After spending some time wandering around the museum, the crowds started to disperse and we were able to enjoy the space more. At lunch time, our stomachs were rumbling and we headed to the restaurant only to be told that lunch had sold out already! The waitress apologised politely and suggested that we go to the cafe near the parking to try our luck. Unsurprisingly, there was a long queue at the cafe and so we ended up buying some bread (not sandwich, but plain bread with no butter or filling) at their bakery as there was nothing else nearby. I was flabbergasted by how ill-prepared the museum was in regards to the high numbers of visitors, and got more agitated when I saw the long line of people waiting for the bus. Packed like sardines for almost an hour, we were transported to the train station, and I felt relieved to finally get away from other tourists.

It was a shame that my visit to the museum was tainted by the overwhelming of numbers of visitors – I think I would have enjoyed it more during the off-peak season. When I remembered my pilgrimage hike in Kumano Kodo just the week before, I realised that I had already found my Shangri-La – it is a tranquil and unspoilt place where nature rules. If men can learn to respect and listen to nature more, then we can see that Shangri-Las are everywhere, and it is not a special place that we have to seek.
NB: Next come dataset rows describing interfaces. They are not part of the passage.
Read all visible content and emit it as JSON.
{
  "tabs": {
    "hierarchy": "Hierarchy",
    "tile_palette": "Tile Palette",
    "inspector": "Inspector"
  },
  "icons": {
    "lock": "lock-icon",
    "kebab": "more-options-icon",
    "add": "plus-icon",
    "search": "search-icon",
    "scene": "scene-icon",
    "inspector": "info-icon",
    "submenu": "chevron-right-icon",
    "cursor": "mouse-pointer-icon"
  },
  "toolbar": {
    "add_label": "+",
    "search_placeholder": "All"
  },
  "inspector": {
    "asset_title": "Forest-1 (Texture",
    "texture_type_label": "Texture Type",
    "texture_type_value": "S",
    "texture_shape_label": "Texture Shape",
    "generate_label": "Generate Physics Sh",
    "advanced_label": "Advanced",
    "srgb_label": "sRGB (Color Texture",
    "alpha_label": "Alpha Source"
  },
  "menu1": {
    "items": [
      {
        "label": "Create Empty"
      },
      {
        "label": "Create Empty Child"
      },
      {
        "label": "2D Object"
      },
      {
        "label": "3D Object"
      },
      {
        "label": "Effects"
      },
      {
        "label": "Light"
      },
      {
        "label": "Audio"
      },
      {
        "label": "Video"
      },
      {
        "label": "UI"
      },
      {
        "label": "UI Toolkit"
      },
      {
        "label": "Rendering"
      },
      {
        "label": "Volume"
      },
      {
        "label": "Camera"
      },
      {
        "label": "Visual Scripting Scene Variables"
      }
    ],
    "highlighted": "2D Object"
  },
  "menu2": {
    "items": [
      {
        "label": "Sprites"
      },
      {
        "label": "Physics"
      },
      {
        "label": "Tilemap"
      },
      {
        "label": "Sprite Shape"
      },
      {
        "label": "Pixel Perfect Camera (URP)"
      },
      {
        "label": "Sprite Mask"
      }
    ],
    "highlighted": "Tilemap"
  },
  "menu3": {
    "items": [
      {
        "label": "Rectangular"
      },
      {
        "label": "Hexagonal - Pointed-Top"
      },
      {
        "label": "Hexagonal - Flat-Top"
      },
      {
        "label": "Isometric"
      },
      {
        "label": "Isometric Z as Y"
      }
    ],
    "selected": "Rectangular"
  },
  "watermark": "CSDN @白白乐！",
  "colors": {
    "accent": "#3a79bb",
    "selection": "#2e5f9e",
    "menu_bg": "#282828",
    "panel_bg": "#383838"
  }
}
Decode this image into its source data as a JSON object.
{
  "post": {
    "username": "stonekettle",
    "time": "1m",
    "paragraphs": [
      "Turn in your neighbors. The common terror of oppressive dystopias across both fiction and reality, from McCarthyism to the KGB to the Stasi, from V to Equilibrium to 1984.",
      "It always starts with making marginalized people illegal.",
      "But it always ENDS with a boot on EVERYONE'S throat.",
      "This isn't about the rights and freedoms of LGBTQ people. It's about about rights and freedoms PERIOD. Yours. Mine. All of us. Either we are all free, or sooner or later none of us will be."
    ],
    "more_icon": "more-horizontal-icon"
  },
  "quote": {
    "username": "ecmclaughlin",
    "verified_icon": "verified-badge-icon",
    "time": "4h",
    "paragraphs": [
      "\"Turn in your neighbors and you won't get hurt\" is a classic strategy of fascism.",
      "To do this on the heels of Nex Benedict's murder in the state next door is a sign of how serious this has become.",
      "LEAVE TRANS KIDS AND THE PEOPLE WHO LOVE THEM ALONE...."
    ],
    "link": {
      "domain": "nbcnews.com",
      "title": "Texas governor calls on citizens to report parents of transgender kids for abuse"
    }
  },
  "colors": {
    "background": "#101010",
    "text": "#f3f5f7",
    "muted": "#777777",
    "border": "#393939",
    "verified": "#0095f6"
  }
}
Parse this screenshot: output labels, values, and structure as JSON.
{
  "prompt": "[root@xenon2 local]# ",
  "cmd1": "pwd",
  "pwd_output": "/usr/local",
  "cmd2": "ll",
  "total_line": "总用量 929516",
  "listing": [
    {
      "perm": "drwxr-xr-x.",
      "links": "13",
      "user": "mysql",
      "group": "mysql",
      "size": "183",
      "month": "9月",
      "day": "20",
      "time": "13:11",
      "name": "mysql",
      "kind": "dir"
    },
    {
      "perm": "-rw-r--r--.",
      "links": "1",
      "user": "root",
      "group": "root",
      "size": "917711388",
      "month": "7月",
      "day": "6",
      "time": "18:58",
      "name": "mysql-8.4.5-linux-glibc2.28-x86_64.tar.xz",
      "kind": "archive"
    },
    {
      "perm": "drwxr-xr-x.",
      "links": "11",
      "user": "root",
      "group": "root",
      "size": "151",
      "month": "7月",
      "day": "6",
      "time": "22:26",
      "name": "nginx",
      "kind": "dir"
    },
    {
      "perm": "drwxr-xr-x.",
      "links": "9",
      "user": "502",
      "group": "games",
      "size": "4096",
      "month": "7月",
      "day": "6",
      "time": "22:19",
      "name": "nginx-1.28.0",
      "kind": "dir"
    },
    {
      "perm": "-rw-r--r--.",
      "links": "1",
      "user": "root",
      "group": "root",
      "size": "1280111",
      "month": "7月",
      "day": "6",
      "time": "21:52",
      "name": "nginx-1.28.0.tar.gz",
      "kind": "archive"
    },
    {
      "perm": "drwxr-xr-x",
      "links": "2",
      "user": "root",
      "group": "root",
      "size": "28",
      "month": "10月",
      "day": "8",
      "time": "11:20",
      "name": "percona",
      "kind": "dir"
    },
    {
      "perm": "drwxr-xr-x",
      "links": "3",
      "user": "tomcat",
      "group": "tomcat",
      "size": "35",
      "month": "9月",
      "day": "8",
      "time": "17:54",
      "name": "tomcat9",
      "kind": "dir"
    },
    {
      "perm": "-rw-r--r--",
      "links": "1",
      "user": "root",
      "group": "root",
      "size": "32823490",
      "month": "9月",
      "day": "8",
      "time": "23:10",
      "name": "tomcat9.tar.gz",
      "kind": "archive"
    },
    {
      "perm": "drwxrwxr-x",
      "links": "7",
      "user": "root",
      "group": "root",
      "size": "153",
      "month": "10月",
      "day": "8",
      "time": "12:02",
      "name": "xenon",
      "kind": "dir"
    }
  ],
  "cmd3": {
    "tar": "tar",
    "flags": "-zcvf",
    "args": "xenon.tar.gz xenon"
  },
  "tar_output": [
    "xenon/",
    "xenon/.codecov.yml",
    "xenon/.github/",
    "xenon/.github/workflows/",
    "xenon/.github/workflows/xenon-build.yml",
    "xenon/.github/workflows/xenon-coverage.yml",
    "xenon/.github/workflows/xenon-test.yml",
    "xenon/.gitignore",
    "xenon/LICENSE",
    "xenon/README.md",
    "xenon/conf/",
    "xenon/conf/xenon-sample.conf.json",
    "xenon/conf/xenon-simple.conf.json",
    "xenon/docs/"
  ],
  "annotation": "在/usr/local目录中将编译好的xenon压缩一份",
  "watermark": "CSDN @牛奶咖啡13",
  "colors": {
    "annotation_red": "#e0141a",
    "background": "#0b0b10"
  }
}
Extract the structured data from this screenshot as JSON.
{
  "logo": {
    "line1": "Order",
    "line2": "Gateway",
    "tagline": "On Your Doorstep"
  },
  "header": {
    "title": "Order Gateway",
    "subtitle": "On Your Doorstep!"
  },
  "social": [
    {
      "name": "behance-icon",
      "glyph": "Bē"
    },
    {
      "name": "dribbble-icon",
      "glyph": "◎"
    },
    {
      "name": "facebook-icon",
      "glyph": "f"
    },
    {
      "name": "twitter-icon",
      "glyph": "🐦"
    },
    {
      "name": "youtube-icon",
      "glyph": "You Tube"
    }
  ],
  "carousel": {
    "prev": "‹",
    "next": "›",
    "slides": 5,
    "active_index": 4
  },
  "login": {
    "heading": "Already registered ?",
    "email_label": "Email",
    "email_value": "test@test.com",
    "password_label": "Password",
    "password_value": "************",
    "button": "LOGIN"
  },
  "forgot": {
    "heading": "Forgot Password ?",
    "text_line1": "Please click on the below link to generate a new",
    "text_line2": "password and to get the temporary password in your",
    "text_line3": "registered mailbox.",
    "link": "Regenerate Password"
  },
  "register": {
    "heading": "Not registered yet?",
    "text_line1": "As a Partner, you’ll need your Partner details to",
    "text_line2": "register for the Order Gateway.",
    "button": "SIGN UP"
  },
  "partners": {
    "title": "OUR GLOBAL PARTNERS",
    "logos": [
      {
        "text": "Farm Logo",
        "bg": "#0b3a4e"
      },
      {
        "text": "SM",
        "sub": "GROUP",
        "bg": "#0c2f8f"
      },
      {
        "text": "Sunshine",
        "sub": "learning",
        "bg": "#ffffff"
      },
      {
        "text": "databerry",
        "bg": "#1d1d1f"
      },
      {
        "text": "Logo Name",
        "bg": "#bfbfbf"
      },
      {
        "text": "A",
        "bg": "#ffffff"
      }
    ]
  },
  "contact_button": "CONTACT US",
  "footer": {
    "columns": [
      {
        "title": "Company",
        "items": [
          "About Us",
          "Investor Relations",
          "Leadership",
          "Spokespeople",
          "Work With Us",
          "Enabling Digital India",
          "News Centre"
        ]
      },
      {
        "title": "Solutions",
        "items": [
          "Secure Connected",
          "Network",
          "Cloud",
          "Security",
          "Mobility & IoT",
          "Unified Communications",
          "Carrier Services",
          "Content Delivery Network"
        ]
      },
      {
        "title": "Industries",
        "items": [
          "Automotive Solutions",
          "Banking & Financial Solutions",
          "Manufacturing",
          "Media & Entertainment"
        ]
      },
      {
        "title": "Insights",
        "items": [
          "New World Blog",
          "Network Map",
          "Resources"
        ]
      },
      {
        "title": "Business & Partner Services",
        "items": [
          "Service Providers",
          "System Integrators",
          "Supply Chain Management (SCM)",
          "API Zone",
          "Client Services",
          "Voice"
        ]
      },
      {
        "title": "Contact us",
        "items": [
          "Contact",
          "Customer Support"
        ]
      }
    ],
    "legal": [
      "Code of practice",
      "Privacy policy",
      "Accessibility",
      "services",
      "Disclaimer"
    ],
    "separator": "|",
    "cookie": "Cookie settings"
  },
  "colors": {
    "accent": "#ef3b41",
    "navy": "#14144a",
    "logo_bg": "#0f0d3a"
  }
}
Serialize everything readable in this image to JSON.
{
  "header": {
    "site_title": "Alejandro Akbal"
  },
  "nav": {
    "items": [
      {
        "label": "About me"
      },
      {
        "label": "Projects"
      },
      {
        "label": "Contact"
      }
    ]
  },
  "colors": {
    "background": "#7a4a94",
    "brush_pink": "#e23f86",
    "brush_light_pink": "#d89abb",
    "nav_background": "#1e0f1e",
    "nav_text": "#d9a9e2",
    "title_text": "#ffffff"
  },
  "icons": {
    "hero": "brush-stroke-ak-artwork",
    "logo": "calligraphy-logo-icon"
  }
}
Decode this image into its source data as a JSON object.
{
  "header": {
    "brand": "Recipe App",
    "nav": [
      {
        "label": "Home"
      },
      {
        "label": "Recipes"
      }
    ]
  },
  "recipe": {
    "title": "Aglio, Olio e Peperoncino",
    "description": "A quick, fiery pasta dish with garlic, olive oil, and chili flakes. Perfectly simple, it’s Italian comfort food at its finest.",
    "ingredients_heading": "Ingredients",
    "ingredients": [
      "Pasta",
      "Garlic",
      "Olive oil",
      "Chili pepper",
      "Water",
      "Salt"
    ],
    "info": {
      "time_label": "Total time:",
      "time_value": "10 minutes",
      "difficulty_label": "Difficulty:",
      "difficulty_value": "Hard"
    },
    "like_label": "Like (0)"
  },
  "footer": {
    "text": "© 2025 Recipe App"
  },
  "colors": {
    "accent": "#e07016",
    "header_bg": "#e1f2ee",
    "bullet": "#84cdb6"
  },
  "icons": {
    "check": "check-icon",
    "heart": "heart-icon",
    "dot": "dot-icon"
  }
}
This post was posted in Architecture, Travel, Nature, Art, Anything Japanese, Kyoto, Contemporary, Japan and was tagged with art and design exhibitions, Kyoto, contemporary architecture, cherry blossom, Miho museum